    I have read the FAQ's on this item and the available Handbooks and Technical guides and find that the original premise of the question still remains unanswered.

    That question being

                           "Does Windows Disk protection "securely" delete its cache?"

    Or to put it another way, WDP "...deletes the contents of the cache"

    but is the data recoverable as the normal "deletion" process just merely flags the file/content/cache nothing is actually removed and can very easily be UNdeleted and recovered through many free tools?

    Therefore the question remains whether and how the Cache of any Windows SteadyState WDP can be 'deleted' in such a way that it is not recoverable in anyway. Or as the question was originally framed, can the WDP Cache be "Securely" deleted?

    Such laws as the USA Health Information Portability and Accountability Act (HIPAA) require secure deletion of data. Now shared computer use at Schools. Cafes etc means that the Cache is likely to retain lots of senstive data. Therefore the question on how to "Securely delete the contents of the WDP Cache still remains outstanding.

    Thanks

    Tuesday, December 2, 2008 12:58 AM
  •  BobJoel wrote:

    but is the data recoverable as the normal "deletion" process just merely flags the file/content/cache nothing is actually removed and can very easily be UNdeleted and recovered through many free tools?


    Hi,

    The data cached by WDP is not securely deleted; rather, the metadata describing the map of the cached data to the "real" disk is simply reinitialized.

    Thanks,
    Rob Elmer
    Development Lead
    Windows SteadyState
    Tuesday, December 2, 2008 5:43 AM
  • We are planning on using SteadyState for Vista loaner machines we provide to our internal (company employees) customers. A concern was brought up about the security of the cache.wdp file... the concern is that a curious or disgruntled employee may try to use the cache.wdp file (that was "wiped"/had the metadata reinitialized as you describe above) to extract data from a previous user of the system. I'm sure this is possible, but is it difficult to do? I suppose I am looking for some basic assurance that the cache.wdp can't be easily reverse engineered to extract the data it contains by a nosy customer.

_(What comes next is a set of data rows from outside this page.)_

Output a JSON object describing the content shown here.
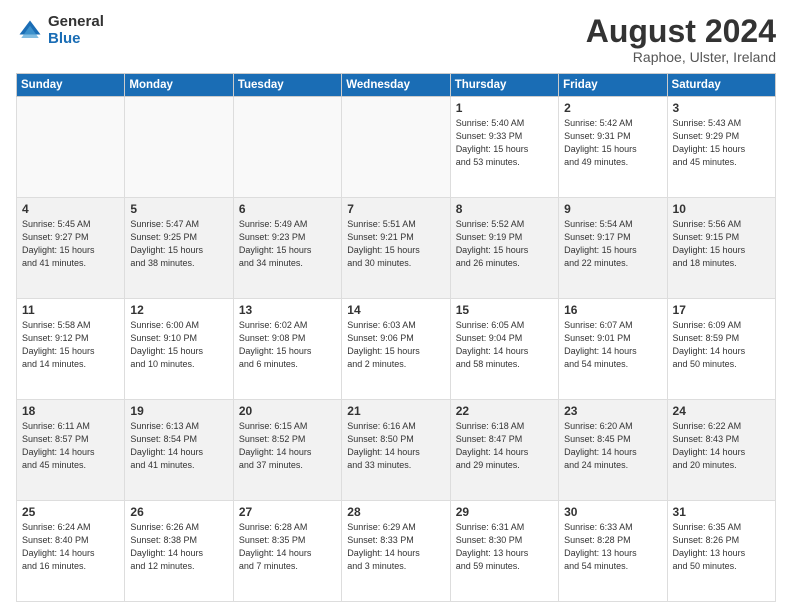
{
  "logo": {
    "general": "General",
    "blue": "Blue"
  },
  "header": {
    "month_year": "August 2024",
    "location": "Raphoe, Ulster, Ireland"
  },
  "weekdays": [
    "Sunday",
    "Monday",
    "Tuesday",
    "Wednesday",
    "Thursday",
    "Friday",
    "Saturday"
  ],
  "weeks": [
    [
      {
        "day": "",
        "info": ""
      },
      {
        "day": "",
        "info": ""
      },
      {
        "day": "",
        "info": ""
      },
      {
        "day": "",
        "info": ""
      },
      {
        "day": "1",
        "info": "Sunrise: 5:40 AM\nSunset: 9:33 PM\nDaylight: 15 hours\nand 53 minutes."
      },
      {
        "day": "2",
        "info": "Sunrise: 5:42 AM\nSunset: 9:31 PM\nDaylight: 15 hours\nand 49 minutes."
      },
      {
        "day": "3",
        "info": "Sunrise: 5:43 AM\nSunset: 9:29 PM\nDaylight: 15 hours\nand 45 minutes."
      }
    ],
    [
      {
        "day": "4",
        "info": "Sunrise: 5:45 AM\nSunset: 9:27 PM\nDaylight: 15 hours\nand 41 minutes."
      },
      {
        "day": "5",
        "info": "Sunrise: 5:47 AM\nSunset: 9:25 PM\nDaylight: 15 hours\nand 38 minutes."
      },
      {
        "day": "6",
        "info": "Sunrise: 5:49 AM\nSunset: 9:23 PM\nDaylight: 15 hours\nand 34 minutes."
      },
      {
        "day": "7",
        "info": "Sunrise: 5:51 AM\nSunset: 9:21 PM\nDaylight: 15 hours\nand 30 minutes."
      },
      {
        "day": "8",
        "info": "Sunrise: 5:52 AM\nSunset: 9:19 PM\nDaylight: 15 hours\nand 26 minutes."
      },
      {
        "day": "9",
        "info": "Sunrise: 5:54 AM\nSunset: 9:17 PM\nDaylight: 15 hours\nand 22 minutes."
      },
      {
        "day": "10",
        "info": "Sunrise: 5:56 AM\nSunset: 9:15 PM\nDaylight: 15 hours\nand 18 minutes."
      }
    ],
    [
      {
        "day": "11",
        "info": "Sunrise: 5:58 AM\nSunset: 9:12 PM\nDaylight: 15 hours\nand 14 minutes."
      },
      {
        "day": "12",
        "info": "Sunrise: 6:00 AM\nSunset: 9:10 PM\nDaylight: 15 hours\nand 10 minutes."
      },
      {
        "day": "13",
        "info": "Sunrise: 6:02 AM\nSunset: 9:08 PM\nDaylight: 15 hours\nand 6 minutes."
      },
      {
        "day": "14",
        "info": "Sunrise: 6:03 AM\nSunset: 9:06 PM\nDaylight: 15 hours\nand 2 minutes."
      },
      {
        "day": "15",
        "info": "Sunrise: 6:05 AM\nSunset: 9:04 PM\nDaylight: 14 hours\nand 58 minutes."
      },
      {
        "day": "16",
        "info": "Sunrise: 6:07 AM\nSunset: 9:01 PM\nDaylight: 14 hours\nand 54 minutes."
      },
      {
        "day": "17",
        "info": "Sunrise: 6:09 AM\nSunset: 8:59 PM\nDaylight: 14 hours\nand 50 minutes."
      }
    ],
    [
      {
        "day": "18",
        "info": "Sunrise: 6:11 AM\nSunset: 8:57 PM\nDaylight: 14 hours\nand 45 minutes."
      },
      {
        "day": "19",
        "info": "Sunrise: 6:13 AM\nSunset: 8:54 PM\nDaylight: 14 hours\nand 41 minutes."
      },
      {
        "day": "20",
        "info": "Sunrise: 6:15 AM\nSunset: 8:52 PM\nDaylight: 14 hours\nand 37 minutes."
      },
      {
        "day": "21",
        "info": "Sunrise: 6:16 AM\nSunset: 8:50 PM\nDaylight: 14 hours\nand 33 minutes."
      },
      {
        "day": "22",
        "info": "Sunrise: 6:18 AM\nSunset: 8:47 PM\nDaylight: 14 hours\nand 29 minutes."
      },
      {
        "day": "23",
        "info": "Sunrise: 6:20 AM\nSunset: 8:45 PM\nDaylight: 14 hours\nand 24 minutes."
      },
      {
        "day": "24",
        "info": "Sunrise: 6:22 AM\nSunset: 8:43 PM\nDaylight: 14 hours\nand 20 minutes."
      }
    ],
    [
      {
        "day": "25",
        "info": "Sunrise: 6:24 AM\nSunset: 8:40 PM\nDaylight: 14 hours\nand 16 minutes."
      },
      {
        "day": "26",
        "info": "Sunrise: 6:26 AM\nSunset: 8:38 PM\nDaylight: 14 hours\nand 12 minutes."
      },
      {
        "day": "27",
        "info": "Sunrise: 6:28 AM\nSunset: 8:35 PM\nDaylight: 14 hours\nand 7 minutes."
      },
      {
        "day": "28",
        "info": "Sunrise: 6:29 AM\nSunset: 8:33 PM\nDaylight: 14 hours\nand 3 minutes."
      },
      {
        "day": "29",
        "info": "Sunrise: 6:31 AM\nSunset: 8:30 PM\nDaylight: 13 hours\nand 59 minutes."
      },
      {
        "day": "30",
        "info": "Sunrise: 6:33 AM\nSunset: 8:28 PM\nDaylight: 13 hours\nand 54 minutes."
      },
      {
        "day": "31",
        "info": "Sunrise: 6:35 AM\nSunset: 8:26 PM\nDaylight: 13 hours\nand 50 minutes."
      }
    ]
  ]
}
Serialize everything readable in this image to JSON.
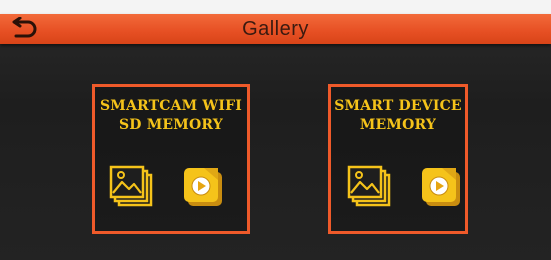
{
  "header": {
    "title": "Gallery",
    "back_icon": "back-arrow-icon",
    "accent_color": "#e64f23"
  },
  "panels": [
    {
      "title": "SMARTCAM WIFI\nSD MEMORY",
      "icons": [
        "photo-gallery-icon",
        "video-gallery-icon"
      ]
    },
    {
      "title": "SMART DEVICE\nMEMORY",
      "icons": [
        "photo-gallery-icon",
        "video-gallery-icon"
      ]
    }
  ],
  "colors": {
    "panel_border": "#ef5a2a",
    "title_text": "#f5c31a",
    "icon_yellow": "#f5c31a"
  }
}
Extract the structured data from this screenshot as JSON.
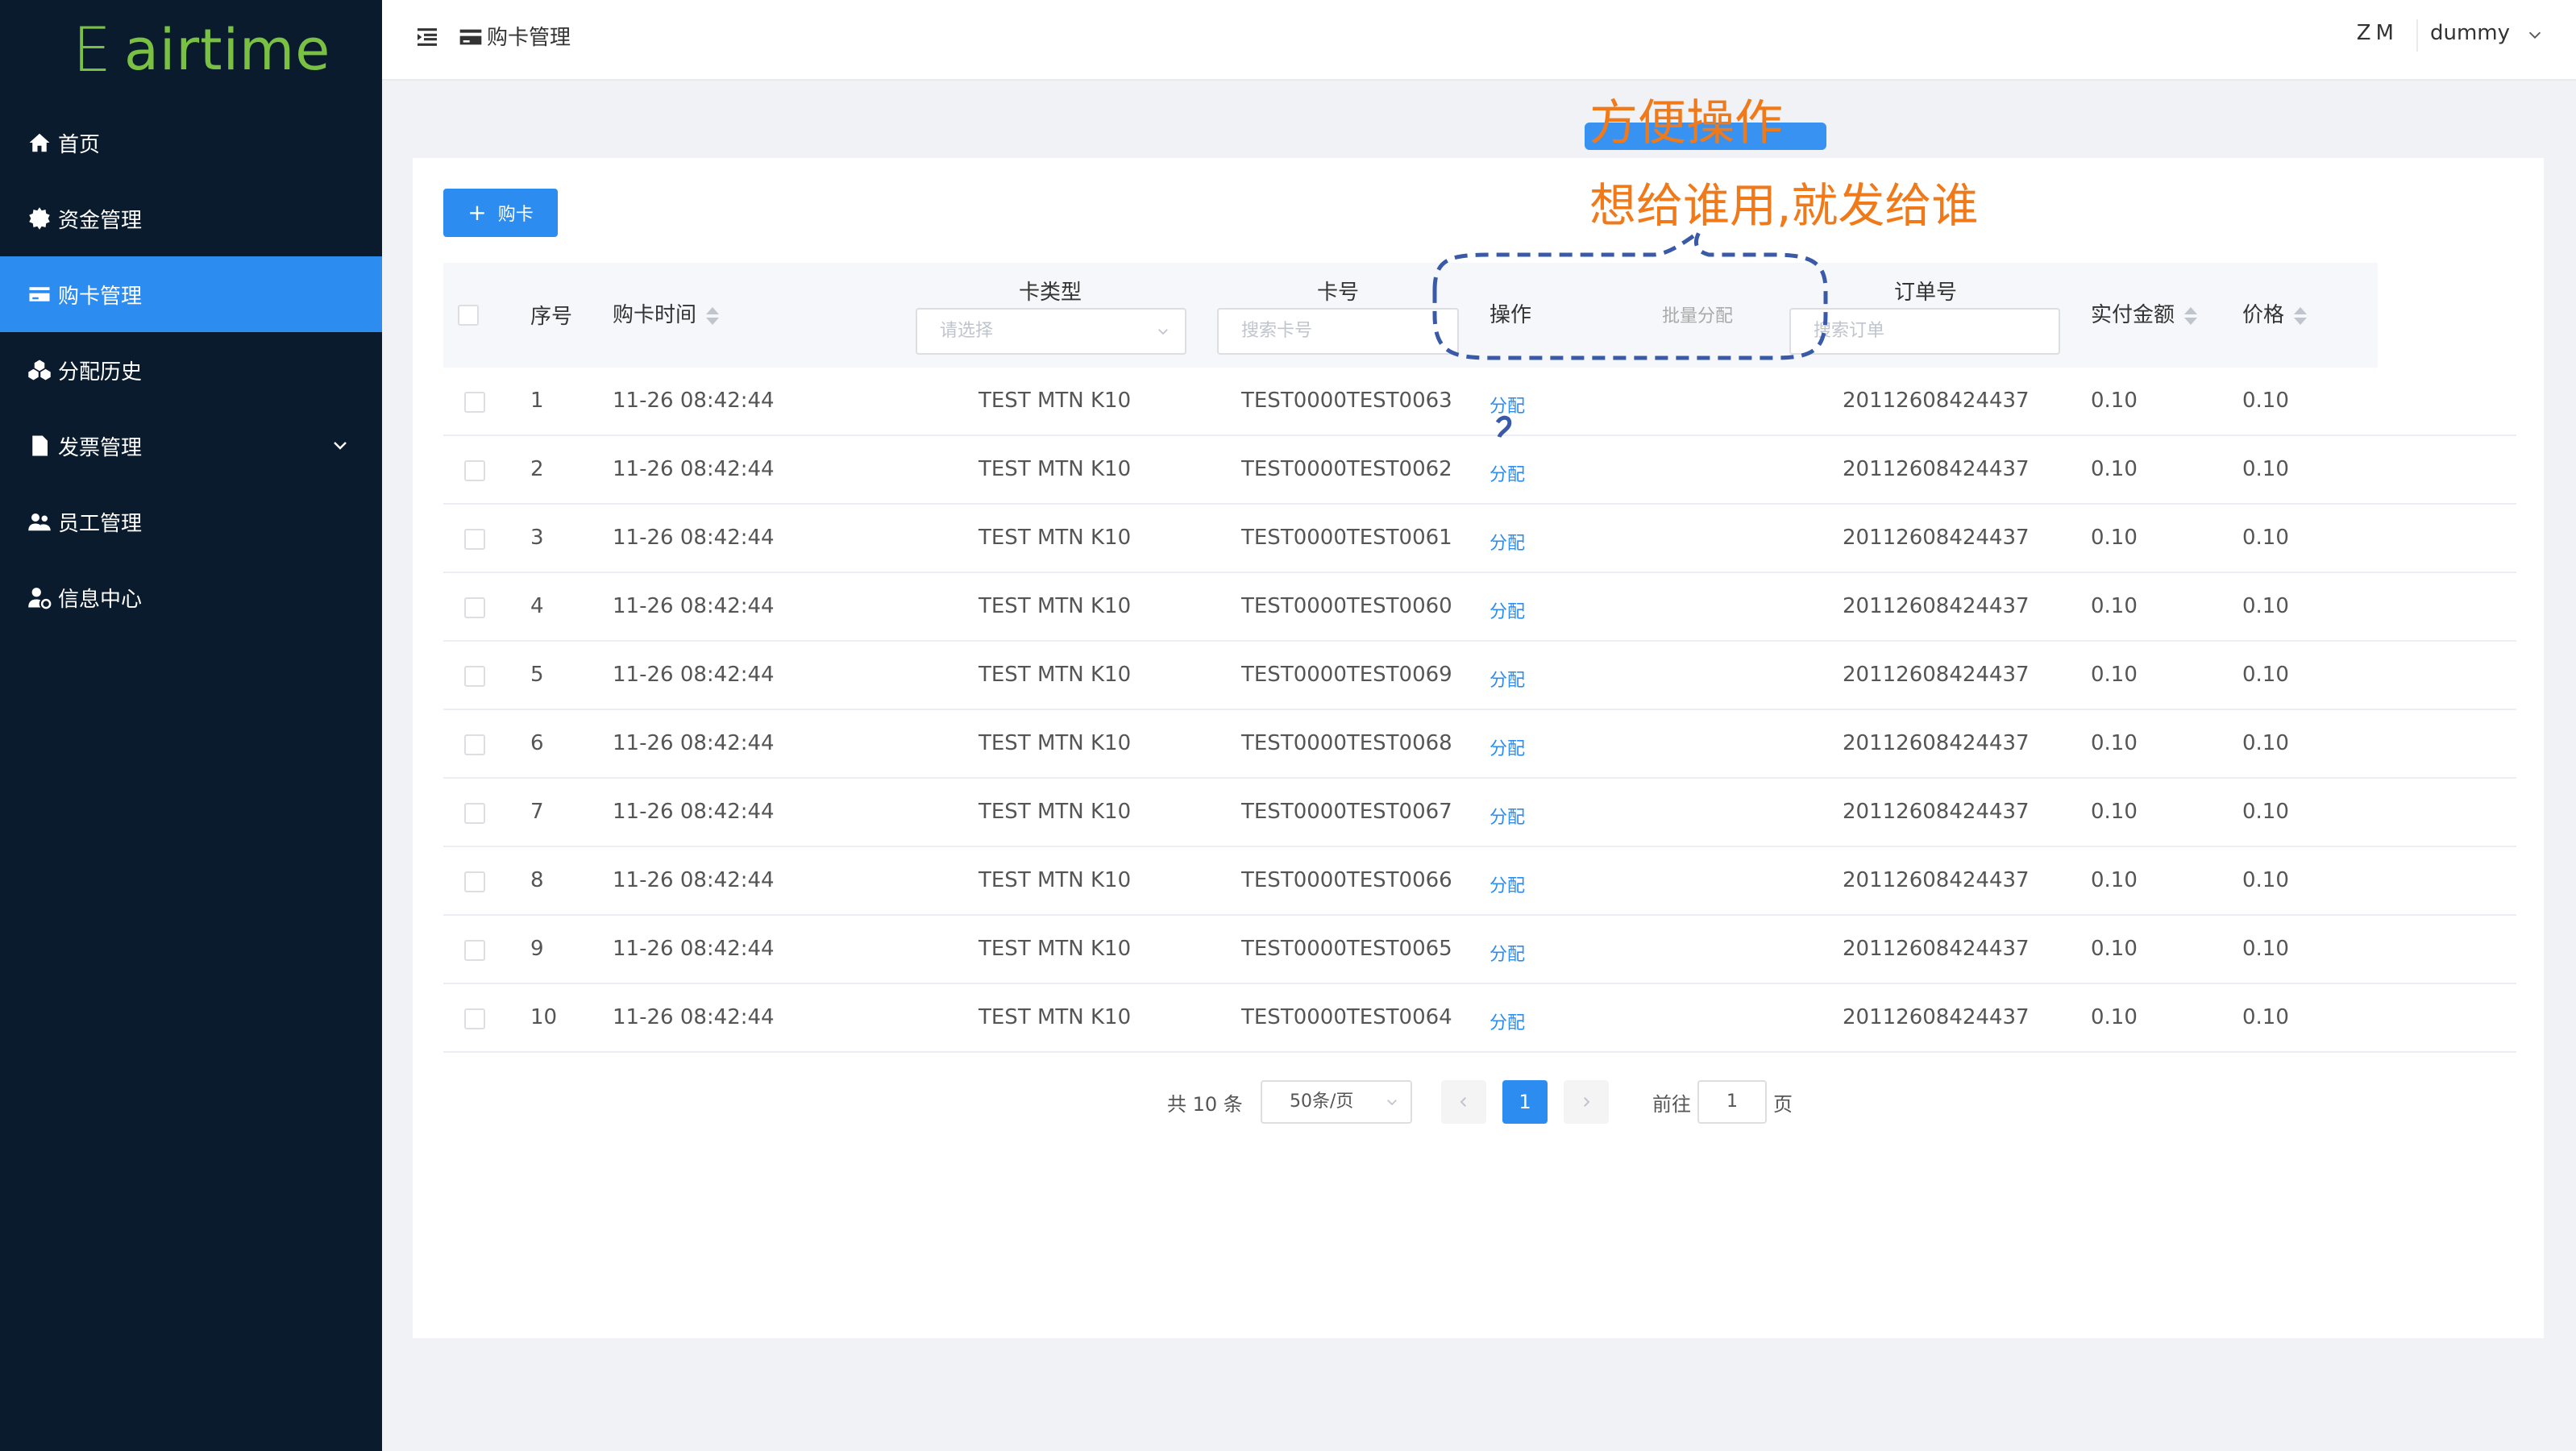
{
  "app": {
    "logo_letter": "E",
    "logo_text": "airtime",
    "brand_color": "#7ac143"
  },
  "sidebar": {
    "items": [
      {
        "label": "首页",
        "icon": "home-icon",
        "active": false
      },
      {
        "label": "资金管理",
        "icon": "gear-icon",
        "active": false
      },
      {
        "label": "购卡管理",
        "icon": "credit-card-icon",
        "active": true
      },
      {
        "label": "分配历史",
        "icon": "cubes-icon",
        "active": false
      },
      {
        "label": "发票管理",
        "icon": "file-icon",
        "active": false,
        "has_submenu": true
      },
      {
        "label": "员工管理",
        "icon": "users-icon",
        "active": false
      },
      {
        "label": "信息中心",
        "icon": "user-cog-icon",
        "active": false
      }
    ]
  },
  "header": {
    "breadcrumb": "购卡管理",
    "avatar_initials": "ZM",
    "username": "dummy"
  },
  "toolbar": {
    "buy_label": "购卡"
  },
  "table": {
    "columns": {
      "seq": "序号",
      "time": "购卡时间",
      "card_type": "卡类型",
      "card_no": "卡号",
      "action": "操作",
      "batch": "批量分配",
      "order_no": "订单号",
      "paid": "实付金额",
      "price": "价格"
    },
    "filters": {
      "card_type_placeholder": "请选择",
      "card_no_placeholder": "搜索卡号",
      "order_placeholder": "搜索订单"
    },
    "action_label": "分配",
    "rows": [
      {
        "seq": "1",
        "time": "11-26 08:42:44",
        "type": "TEST MTN K10",
        "card": "TEST0000TEST0063",
        "order": "20112608424437",
        "paid": "0.10",
        "price": "0.10"
      },
      {
        "seq": "2",
        "time": "11-26 08:42:44",
        "type": "TEST MTN K10",
        "card": "TEST0000TEST0062",
        "order": "20112608424437",
        "paid": "0.10",
        "price": "0.10"
      },
      {
        "seq": "3",
        "time": "11-26 08:42:44",
        "type": "TEST MTN K10",
        "card": "TEST0000TEST0061",
        "order": "20112608424437",
        "paid": "0.10",
        "price": "0.10"
      },
      {
        "seq": "4",
        "time": "11-26 08:42:44",
        "type": "TEST MTN K10",
        "card": "TEST0000TEST0060",
        "order": "20112608424437",
        "paid": "0.10",
        "price": "0.10"
      },
      {
        "seq": "5",
        "time": "11-26 08:42:44",
        "type": "TEST MTN K10",
        "card": "TEST0000TEST0069",
        "order": "20112608424437",
        "paid": "0.10",
        "price": "0.10"
      },
      {
        "seq": "6",
        "time": "11-26 08:42:44",
        "type": "TEST MTN K10",
        "card": "TEST0000TEST0068",
        "order": "20112608424437",
        "paid": "0.10",
        "price": "0.10"
      },
      {
        "seq": "7",
        "time": "11-26 08:42:44",
        "type": "TEST MTN K10",
        "card": "TEST0000TEST0067",
        "order": "20112608424437",
        "paid": "0.10",
        "price": "0.10"
      },
      {
        "seq": "8",
        "time": "11-26 08:42:44",
        "type": "TEST MTN K10",
        "card": "TEST0000TEST0066",
        "order": "20112608424437",
        "paid": "0.10",
        "price": "0.10"
      },
      {
        "seq": "9",
        "time": "11-26 08:42:44",
        "type": "TEST MTN K10",
        "card": "TEST0000TEST0065",
        "order": "20112608424437",
        "paid": "0.10",
        "price": "0.10"
      },
      {
        "seq": "10",
        "time": "11-26 08:42:44",
        "type": "TEST MTN K10",
        "card": "TEST0000TEST0064",
        "order": "20112608424437",
        "paid": "0.10",
        "price": "0.10"
      }
    ]
  },
  "pagination": {
    "total": "共 10 条",
    "page_size": "50条/页",
    "current_page": "1",
    "goto_label": "前往",
    "goto_value": "1",
    "goto_suffix": "页"
  },
  "annotation": {
    "title": "方便操作",
    "subtitle": "想给谁用,就发给谁",
    "color": "#f07a1a"
  }
}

Even though the likelihood of someone internal trying is low, we still need to ask from a risk perspective.

     

    Thanks for any insight.

    Friday, January 9, 2009 12:21 AM
  • Hi,

    Reconstructing the previously cached information manually would be fairly difficult.  First, the structure of the cache file would have to be reverse engineered, then the cached data would have to be interpreted to figure out how it was related to what's on disk in order to rebuild entire files.  On the other hand, someone could simply try to read through the file in hopes of glimpsing something that looked interesting (for example, readable text from a document).  It's possible that portions of a file would be discoverable that way, but I would expect actually *recovering* that file to be much more difficult.  It's not as easy as, for example, undeleting a file.

    Thanks,
    Rob Elmer
    Development Lead
    Windows SteadyState
    Friday, January 9, 2009 5:08 AM